== WORK REQUEST ==
Extract each line of the records below that contains the word "Photos".

Excerpts from an interface dataset:
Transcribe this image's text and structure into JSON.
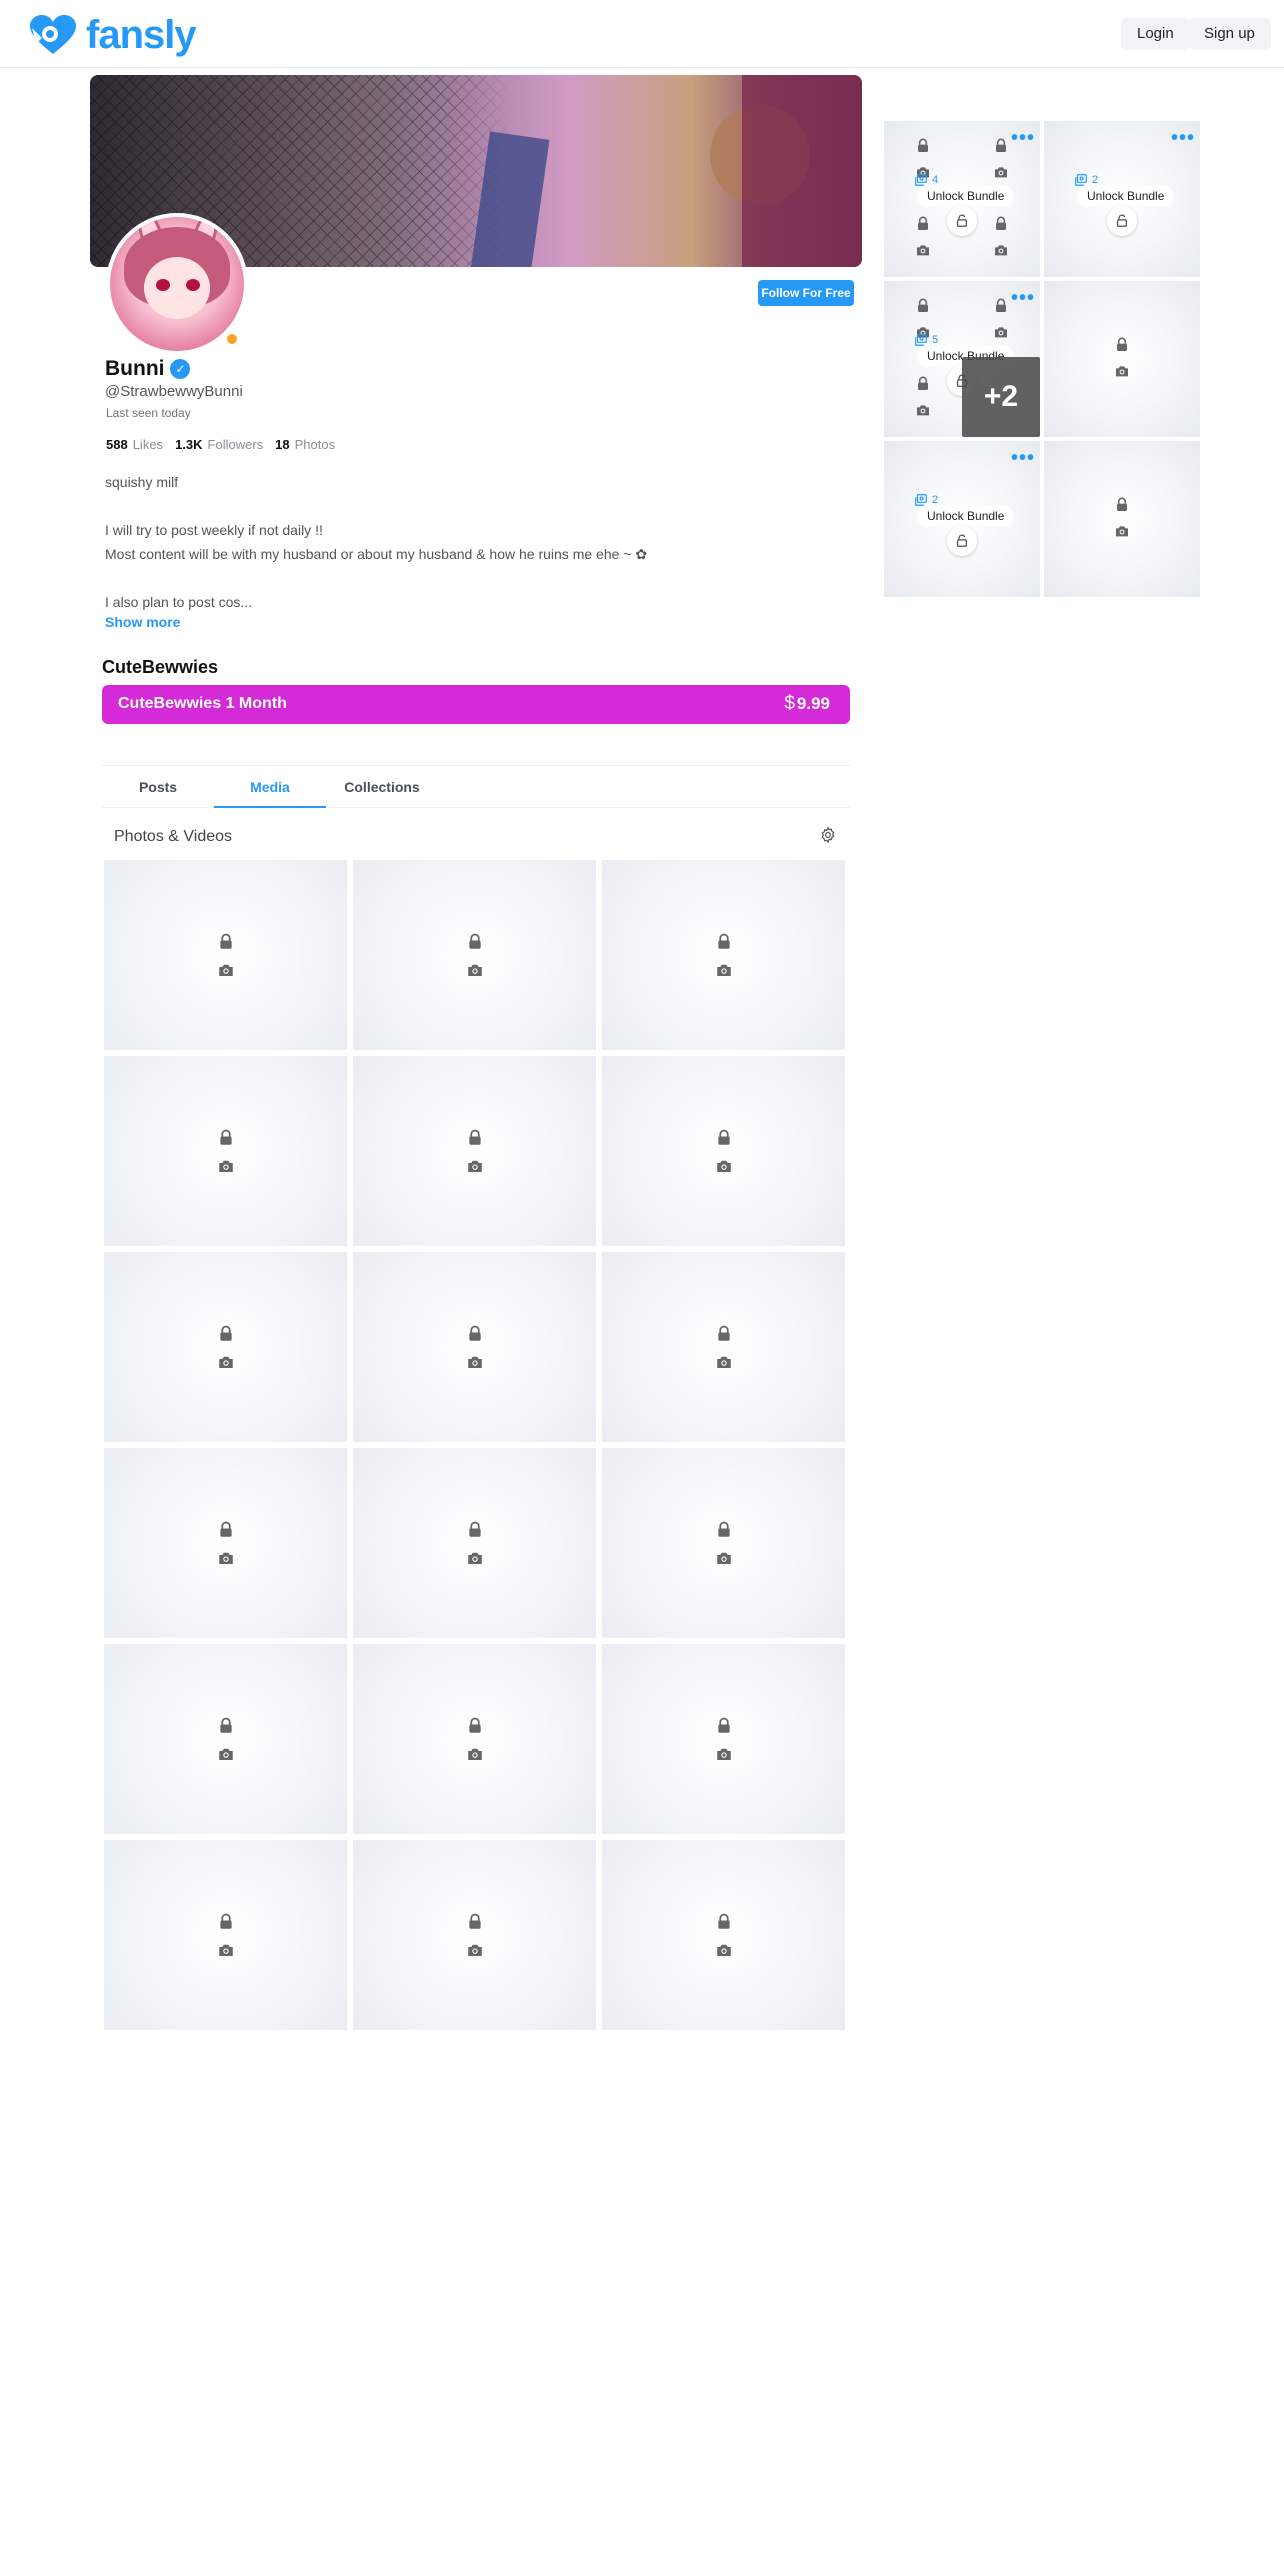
{
  "header": {
    "logo_text": "fansly",
    "login_label": "Login",
    "signup_label": "Sign up"
  },
  "profile": {
    "display_name": "Bunni",
    "username": "@StrawbewwyBunni",
    "last_seen": "Last seen today",
    "follow_label": "Follow For Free",
    "stats": [
      {
        "value": "588",
        "label": "Likes"
      },
      {
        "value": "1.3K",
        "label": "Followers"
      },
      {
        "value": "18",
        "label": "Photos"
      }
    ],
    "bio_lines": [
      "squishy milf",
      "",
      "I will try to post weekly if not daily !!",
      "Most content will be with my husband or about my husband & how he ruins me ehe ~ ✿",
      "",
      "I also plan to post cos..."
    ],
    "show_more_label": "Show more"
  },
  "subscription": {
    "title": "CuteBewwies",
    "tier_label": "CuteBewwies 1 Month",
    "currency": "$",
    "price": "9.99"
  },
  "tabs": [
    "Posts",
    "Media",
    "Collections"
  ],
  "active_tab": "Media",
  "media": {
    "section_title": "Photos & Videos",
    "tile_count": 18
  },
  "sidebar": {
    "unlock_label": "Unlock Bundle",
    "more_label": "•••",
    "bundles": [
      {
        "count": "4"
      },
      {
        "count": "2"
      },
      {
        "count": "5",
        "extra": "+2"
      },
      {
        "count": "2"
      }
    ]
  },
  "colors": {
    "brand": "#2699f7",
    "subscribe_bar": "#d42ad8",
    "online": "#f5a623"
  }
}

== WRITTEN RESPONSE ==
        "label": "Photos"
    "section_title": "Photos & Videos",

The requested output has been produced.